[Task directions]:
Across the entries that follow, work out the number of lines containing the string "example", and state it alone.
---------------
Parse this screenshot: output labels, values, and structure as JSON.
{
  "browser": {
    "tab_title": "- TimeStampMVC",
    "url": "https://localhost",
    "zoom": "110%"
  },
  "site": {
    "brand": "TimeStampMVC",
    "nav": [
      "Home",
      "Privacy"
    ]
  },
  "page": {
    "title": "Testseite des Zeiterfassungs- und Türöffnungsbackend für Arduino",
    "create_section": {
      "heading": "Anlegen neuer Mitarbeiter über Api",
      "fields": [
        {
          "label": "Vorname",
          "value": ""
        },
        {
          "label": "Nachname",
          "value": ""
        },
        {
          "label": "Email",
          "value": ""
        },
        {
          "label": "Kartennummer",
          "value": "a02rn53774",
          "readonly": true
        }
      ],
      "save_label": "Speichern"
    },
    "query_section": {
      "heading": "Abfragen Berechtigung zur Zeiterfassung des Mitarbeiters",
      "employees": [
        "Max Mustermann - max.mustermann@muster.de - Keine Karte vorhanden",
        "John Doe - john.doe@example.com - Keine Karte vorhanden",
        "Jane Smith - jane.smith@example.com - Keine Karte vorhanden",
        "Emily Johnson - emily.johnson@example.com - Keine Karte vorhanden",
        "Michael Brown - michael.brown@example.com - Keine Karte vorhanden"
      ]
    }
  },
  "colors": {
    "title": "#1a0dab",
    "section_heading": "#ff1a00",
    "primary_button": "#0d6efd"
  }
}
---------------
[Result]:
4